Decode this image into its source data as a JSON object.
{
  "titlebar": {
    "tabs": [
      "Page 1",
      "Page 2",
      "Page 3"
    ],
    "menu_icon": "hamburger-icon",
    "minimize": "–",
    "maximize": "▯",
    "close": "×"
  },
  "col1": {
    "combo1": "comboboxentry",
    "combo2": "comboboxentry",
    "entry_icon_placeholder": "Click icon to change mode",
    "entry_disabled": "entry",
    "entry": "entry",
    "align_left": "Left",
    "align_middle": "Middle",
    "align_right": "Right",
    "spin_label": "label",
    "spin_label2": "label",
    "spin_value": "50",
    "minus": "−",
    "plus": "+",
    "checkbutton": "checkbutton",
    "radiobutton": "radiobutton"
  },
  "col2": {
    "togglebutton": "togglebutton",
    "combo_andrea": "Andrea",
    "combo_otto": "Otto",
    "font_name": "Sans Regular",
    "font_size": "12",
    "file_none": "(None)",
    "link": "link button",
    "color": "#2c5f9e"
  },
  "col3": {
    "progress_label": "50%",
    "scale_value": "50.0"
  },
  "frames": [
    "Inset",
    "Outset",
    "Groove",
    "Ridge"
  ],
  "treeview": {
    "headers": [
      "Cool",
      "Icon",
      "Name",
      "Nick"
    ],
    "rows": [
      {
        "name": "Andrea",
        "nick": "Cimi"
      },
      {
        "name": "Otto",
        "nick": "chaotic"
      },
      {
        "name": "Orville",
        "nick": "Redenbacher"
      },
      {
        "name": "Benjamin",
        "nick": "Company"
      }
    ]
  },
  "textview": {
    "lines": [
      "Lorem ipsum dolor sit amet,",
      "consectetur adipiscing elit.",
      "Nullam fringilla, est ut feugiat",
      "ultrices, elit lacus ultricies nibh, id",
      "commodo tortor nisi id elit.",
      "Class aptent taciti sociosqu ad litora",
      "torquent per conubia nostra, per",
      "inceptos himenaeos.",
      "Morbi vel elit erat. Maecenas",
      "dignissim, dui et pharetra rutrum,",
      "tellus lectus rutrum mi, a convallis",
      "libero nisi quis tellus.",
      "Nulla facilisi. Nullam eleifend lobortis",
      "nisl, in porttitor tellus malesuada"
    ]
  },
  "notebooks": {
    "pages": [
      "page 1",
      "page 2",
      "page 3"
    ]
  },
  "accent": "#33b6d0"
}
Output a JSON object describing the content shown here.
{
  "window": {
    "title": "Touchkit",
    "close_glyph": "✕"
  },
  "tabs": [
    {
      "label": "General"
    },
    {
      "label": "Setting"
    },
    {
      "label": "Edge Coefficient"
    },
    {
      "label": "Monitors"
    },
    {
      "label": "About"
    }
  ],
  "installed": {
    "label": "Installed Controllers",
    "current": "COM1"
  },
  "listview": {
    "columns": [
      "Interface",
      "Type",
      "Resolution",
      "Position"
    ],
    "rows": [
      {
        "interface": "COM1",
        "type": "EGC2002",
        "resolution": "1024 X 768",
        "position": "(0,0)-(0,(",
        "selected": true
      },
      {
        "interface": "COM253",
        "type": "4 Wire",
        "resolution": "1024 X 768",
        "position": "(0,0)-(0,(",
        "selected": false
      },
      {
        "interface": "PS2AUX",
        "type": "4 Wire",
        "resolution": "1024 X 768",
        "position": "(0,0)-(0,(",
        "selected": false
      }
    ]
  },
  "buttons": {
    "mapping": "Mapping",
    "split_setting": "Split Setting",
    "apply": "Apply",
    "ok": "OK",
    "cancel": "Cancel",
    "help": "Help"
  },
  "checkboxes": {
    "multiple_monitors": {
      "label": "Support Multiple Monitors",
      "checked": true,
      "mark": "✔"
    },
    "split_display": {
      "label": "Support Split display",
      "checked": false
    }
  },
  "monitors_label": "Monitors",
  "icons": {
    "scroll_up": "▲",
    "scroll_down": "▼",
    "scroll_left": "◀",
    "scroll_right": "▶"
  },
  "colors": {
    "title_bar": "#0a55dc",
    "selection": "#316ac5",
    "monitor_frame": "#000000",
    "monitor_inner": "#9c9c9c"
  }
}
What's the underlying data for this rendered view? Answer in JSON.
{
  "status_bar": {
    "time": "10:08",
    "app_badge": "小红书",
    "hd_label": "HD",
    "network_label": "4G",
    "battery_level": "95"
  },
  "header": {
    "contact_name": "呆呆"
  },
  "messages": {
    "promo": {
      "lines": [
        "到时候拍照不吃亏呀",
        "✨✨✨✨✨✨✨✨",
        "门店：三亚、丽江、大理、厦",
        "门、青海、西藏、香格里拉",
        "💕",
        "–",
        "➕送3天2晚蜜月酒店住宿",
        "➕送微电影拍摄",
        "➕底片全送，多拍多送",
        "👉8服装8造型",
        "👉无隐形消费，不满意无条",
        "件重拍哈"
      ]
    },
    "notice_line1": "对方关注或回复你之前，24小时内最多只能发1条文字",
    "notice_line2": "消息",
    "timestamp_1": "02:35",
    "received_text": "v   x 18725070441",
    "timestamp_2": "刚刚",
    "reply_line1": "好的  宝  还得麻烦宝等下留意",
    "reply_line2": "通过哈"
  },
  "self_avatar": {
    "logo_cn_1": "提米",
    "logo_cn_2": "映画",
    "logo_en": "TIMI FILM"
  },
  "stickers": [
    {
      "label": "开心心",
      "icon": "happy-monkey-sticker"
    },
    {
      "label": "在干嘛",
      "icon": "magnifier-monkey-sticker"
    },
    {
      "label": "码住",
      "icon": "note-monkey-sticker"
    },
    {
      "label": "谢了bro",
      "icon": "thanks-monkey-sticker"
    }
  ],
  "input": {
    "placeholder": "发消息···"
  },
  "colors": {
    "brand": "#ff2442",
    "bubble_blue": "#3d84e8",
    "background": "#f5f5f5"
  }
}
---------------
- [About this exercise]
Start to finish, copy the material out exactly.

- [Output of the task]
Decode this image into its source data as a JSON object.
{
  "titlebar": {
    "tabs": [
      "Page 1",
      "Page 2",
      "Page 3"
    ],
    "menu_icon": "hamburger-icon",
    "minimize": "–",
    "maximize": "▯",
    "close": "×"
  },
  "col1": {
    "combo1": "comboboxentry",
    "combo2": "comboboxentry",
    "entry_icon_placeholder": "Click icon to change mode",
    "entry_disabled": "entry",
    "entry": "entry",
    "align_left": "Left",
    "align_middle": "Middle",
    "align_right": "Right",
    "spin_label": "label",
    "spin_label2": "label",
    "spin_value": "50",
    "minus": "−",
    "plus": "+",
    "checkbutton": "checkbutton",
    "radiobutton": "radiobutton"
  },
  "col2": {
    "togglebutton": "togglebutton",
    "combo_andrea": "Andrea",
    "combo_otto": "Otto",
    "font_name": "Sans Regular",
    "font_size": "12",
    "file_none": "(None)",
    "link": "link button",
    "color": "#2c5f9e"
  },
  "col3": {
    "progress_label": "50%",
    "scale_value": "50.0"
  },
  "frames": [
    "Inset",
    "Outset",
    "Groove",
    "Ridge"
  ],
  "treeview": {
    "headers": [
      "Cool",
      "Icon",
      "Name",
      "Nick"
    ],
    "rows": [
      {
        "name": "Andrea",
        "nick": "Cimi"
      },
      {
        "name": "Otto",
        "nick": "chaotic"
      },
      {
        "name": "Orville",
        "nick": "Redenbacher"
      },
      {
        "name": "Benjamin",
        "nick": "Company"
      }
    ]
  },
  "textview": {
    "lines": [
      "Lorem ipsum dolor sit amet,",
      "consectetur adipiscing elit.",
      "Nullam fringilla, est ut feugiat",
      "ultrices, elit lacus ultricies nibh, id",
      "commodo tortor nisi id elit.",
      "Class aptent taciti sociosqu ad litora",
      "torquent per conubia nostra, per",
      "inceptos himenaeos.",
      "Morbi vel elit erat. Maecenas",
      "dignissim, dui et pharetra rutrum,",
      "tellus lectus rutrum mi, a convallis",
      "libero nisi quis tellus.",
      "Nulla facilisi. Nullam eleifend lobortis",
      "nisl, in porttitor tellus malesuada"
    ]
  },
  "notebooks": {
    "pages": [
      "page 1",
      "page 2",
      "page 3"
    ]
  },
  "accent": "#33b6d0"
}
Output a JSON object describing the content shown here.
{
  "window": {
    "title": "Touchkit",
    "close_glyph": "✕"
  },
  "tabs": [
    {
      "label": "General"
    },
    {
      "label": "Setting"
    },
    {
      "label": "Edge Coefficient"
    },
    {
      "label": "Monitors"
    },
    {
      "label": "About"
    }
  ],
  "installed": {
    "label": "Installed Controllers",
    "current": "COM1"
  },
  "listview": {
    "columns": [
      "Interface",
      "Type",
      "Resolution",
      "Position"
    ],
    "rows": [
      {
        "interface": "COM1",
        "type": "EGC2002",
        "resolution": "1024 X 768",
        "position": "(0,0)-(0,(",
        "selected": true
      },
      {
        "interface": "COM253",
        "type": "4 Wire",
        "resolution": "1024 X 768",
        "position": "(0,0)-(0,(",
        "selected": false
      },
      {
        "interface": "PS2AUX",
        "type": "4 Wire",
        "resolution": "1024 X 768",
        "position": "(0,0)-(0,(",
        "selected": false
      }
    ]
  },
  "buttons": {
    "mapping": "Mapping",
    "split_setting": "Split Setting",
    "apply": "Apply",
    "ok": "OK",
    "cancel": "Cancel",
    "help": "Help"
  },
  "checkboxes": {
    "multiple_monitors": {
      "label": "Support Multiple Monitors",
      "checked": true,
      "mark": "✔"
    },
    "split_display": {
      "label": "Support Split display",
      "checked": false
    }
  },
  "monitors_label": "Monitors",
  "icons": {
    "scroll_up": "▲",
    "scroll_down": "▼",
    "scroll_left": "◀",
    "scroll_right": "▶"
  },
  "colors": {
    "title_bar": "#0a55dc",
    "selection": "#316ac5",
    "monitor_frame": "#000000",
    "monitor_inner": "#9c9c9c"
  }
}
What's the underlying data for this rendered view? Answer in JSON.
{
  "status_bar": {
    "time": "10:08",
    "app_badge": "小红书",
    "hd_label": "HD",
    "network_label": "4G",
    "battery_level": "95"
  },
  "header": {
    "contact_name": "呆呆"
  },
  "messages": {
    "promo": {
      "lines": [
        "到时候拍照不吃亏呀",
        "✨✨✨✨✨✨✨✨",
        "门店：三亚、丽江、大理、厦",
        "门、青海、西藏、香格里拉",
        "💕",
        "–",
        "➕送3天2晚蜜月酒店住宿",
        "➕送微电影拍摄",
        "➕底片全送，多拍多送",
        "👉8服装8造型",
        "👉无隐形消费，不满意无条",
        "件重拍哈"
      ]
    },
    "notice_line1": "对方关注或回复你之前，24小时内最多只能发1条文字",
    "notice_line2": "消息",
    "timestamp_1": "02:35",
    "received_text": "v   x 18725070441",
    "timestamp_2": "刚刚",
    "reply_line1": "好的  宝  还得麻烦宝等下留意",
    "reply_line2": "通过哈"
  },
  "self_avatar": {
    "logo_cn_1": "提米",
    "logo_cn_2": "映画",
    "logo_en": "TIMI FILM"
  },
  "stickers": [
    {
      "label": "开心心",
      "icon": "happy-monkey-sticker"
    },
    {
      "label": "在干嘛",
      "icon": "magnifier-monkey-sticker"
    },
    {
      "label": "码住",
      "icon": "note-monkey-sticker"
    },
    {
      "label": "谢了bro",
      "icon": "thanks-monkey-sticker"
    }
  ],
  "input": {
    "placeholder": "发消息···"
  },
  "colors": {
    "brand": "#ff2442",
    "bubble_blue": "#3d84e8",
    "background": "#f5f5f5"
  }
}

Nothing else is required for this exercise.